→ **TASK OBJECTIVE**: Which of the lines below hold "structure"? Please return each one.

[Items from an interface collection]
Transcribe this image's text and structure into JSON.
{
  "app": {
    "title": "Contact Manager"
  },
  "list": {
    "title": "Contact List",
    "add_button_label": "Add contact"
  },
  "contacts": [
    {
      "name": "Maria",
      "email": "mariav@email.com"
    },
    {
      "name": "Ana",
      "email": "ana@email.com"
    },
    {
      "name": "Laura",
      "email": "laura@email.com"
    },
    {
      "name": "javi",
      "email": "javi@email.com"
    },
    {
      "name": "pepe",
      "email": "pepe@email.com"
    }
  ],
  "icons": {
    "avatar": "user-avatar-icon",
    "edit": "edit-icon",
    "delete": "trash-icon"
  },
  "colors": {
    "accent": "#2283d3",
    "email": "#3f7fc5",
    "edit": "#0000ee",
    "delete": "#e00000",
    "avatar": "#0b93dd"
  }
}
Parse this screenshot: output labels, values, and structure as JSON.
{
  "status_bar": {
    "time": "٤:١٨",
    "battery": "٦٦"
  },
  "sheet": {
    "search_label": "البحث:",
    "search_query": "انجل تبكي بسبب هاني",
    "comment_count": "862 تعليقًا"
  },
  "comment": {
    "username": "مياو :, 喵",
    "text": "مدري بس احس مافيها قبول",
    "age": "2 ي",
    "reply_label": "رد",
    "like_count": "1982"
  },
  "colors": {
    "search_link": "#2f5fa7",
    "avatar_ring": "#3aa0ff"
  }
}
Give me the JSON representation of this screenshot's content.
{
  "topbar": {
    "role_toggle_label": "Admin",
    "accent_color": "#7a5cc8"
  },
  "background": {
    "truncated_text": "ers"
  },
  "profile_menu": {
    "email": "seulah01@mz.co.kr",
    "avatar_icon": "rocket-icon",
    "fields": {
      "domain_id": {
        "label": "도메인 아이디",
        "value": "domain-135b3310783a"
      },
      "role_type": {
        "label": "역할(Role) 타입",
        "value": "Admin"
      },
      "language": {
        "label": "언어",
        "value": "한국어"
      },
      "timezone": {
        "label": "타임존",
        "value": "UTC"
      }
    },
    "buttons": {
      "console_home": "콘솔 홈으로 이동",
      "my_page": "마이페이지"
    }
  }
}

→ **RESPONSE TO THIS EXERCISE**:
Transcribe this image's text and structure into JSON.
Parse this screenshot: output labels, values, and structure as JSON.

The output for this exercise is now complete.